- [Work required]: Could you filter the records below down to the lines that include the word "this"?
==================================================
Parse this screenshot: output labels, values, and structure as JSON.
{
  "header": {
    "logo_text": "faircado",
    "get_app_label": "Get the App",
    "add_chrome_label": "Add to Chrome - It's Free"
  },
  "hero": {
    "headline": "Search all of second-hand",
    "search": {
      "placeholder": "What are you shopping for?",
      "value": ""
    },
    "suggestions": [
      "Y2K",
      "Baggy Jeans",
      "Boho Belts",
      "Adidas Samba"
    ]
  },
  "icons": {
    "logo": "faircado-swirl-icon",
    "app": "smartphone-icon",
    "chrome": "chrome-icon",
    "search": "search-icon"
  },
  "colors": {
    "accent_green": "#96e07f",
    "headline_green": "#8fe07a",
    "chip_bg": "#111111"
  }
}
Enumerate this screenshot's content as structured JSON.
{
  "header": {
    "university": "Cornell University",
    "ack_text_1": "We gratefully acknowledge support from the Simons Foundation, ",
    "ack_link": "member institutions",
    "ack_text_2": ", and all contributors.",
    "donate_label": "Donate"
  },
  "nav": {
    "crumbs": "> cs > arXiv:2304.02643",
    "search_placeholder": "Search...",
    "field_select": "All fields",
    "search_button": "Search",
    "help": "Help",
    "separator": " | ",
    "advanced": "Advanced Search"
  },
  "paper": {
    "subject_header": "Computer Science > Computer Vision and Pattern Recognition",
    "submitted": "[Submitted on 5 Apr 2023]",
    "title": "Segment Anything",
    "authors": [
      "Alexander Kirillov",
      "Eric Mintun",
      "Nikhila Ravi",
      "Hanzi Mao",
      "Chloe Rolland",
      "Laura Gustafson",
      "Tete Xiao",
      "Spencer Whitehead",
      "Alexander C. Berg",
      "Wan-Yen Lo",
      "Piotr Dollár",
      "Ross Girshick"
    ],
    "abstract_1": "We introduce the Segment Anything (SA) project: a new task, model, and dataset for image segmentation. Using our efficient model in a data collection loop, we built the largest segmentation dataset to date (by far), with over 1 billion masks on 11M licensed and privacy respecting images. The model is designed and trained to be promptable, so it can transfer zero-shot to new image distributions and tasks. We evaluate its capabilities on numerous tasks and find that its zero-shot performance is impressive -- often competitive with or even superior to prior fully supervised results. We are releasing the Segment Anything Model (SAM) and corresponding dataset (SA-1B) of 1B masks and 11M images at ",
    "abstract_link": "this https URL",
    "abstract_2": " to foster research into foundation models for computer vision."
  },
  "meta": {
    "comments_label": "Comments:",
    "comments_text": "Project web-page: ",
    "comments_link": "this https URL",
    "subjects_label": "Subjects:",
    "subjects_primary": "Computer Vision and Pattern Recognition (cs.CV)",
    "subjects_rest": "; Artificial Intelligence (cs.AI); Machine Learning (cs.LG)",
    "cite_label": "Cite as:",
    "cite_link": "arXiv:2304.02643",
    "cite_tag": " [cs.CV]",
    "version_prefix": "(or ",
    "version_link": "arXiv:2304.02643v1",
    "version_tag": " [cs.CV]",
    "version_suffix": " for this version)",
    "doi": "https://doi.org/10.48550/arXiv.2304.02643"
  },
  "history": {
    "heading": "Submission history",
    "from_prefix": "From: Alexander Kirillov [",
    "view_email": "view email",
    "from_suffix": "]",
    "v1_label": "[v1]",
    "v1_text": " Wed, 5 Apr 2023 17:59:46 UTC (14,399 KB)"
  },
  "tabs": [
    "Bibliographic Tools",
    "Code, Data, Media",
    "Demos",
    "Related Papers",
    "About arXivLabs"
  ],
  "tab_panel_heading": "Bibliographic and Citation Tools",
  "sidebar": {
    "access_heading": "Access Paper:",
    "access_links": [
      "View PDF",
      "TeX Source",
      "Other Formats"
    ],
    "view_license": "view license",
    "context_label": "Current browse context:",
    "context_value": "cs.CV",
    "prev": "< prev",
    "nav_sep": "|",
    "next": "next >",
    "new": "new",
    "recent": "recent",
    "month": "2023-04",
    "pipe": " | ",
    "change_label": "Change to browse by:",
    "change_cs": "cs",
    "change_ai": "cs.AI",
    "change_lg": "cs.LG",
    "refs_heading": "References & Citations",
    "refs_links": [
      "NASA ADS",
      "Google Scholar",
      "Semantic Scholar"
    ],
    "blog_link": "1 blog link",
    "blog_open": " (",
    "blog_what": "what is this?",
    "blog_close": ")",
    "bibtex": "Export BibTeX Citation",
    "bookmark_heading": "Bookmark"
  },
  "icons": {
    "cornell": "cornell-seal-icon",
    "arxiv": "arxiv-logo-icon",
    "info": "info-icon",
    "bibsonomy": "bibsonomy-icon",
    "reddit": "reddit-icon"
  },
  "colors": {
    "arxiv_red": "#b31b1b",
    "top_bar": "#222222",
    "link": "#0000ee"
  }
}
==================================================
- [Written response]:
Parse this screenshot: output labels, values, and structure as JSON.
Enumerate this screenshot's content as structured JSON.
    "abstract_link": "this https URL",
    "comments_link": "this https URL",
    "version_suffix": " for this version)",
    "blog_what": "what is this?",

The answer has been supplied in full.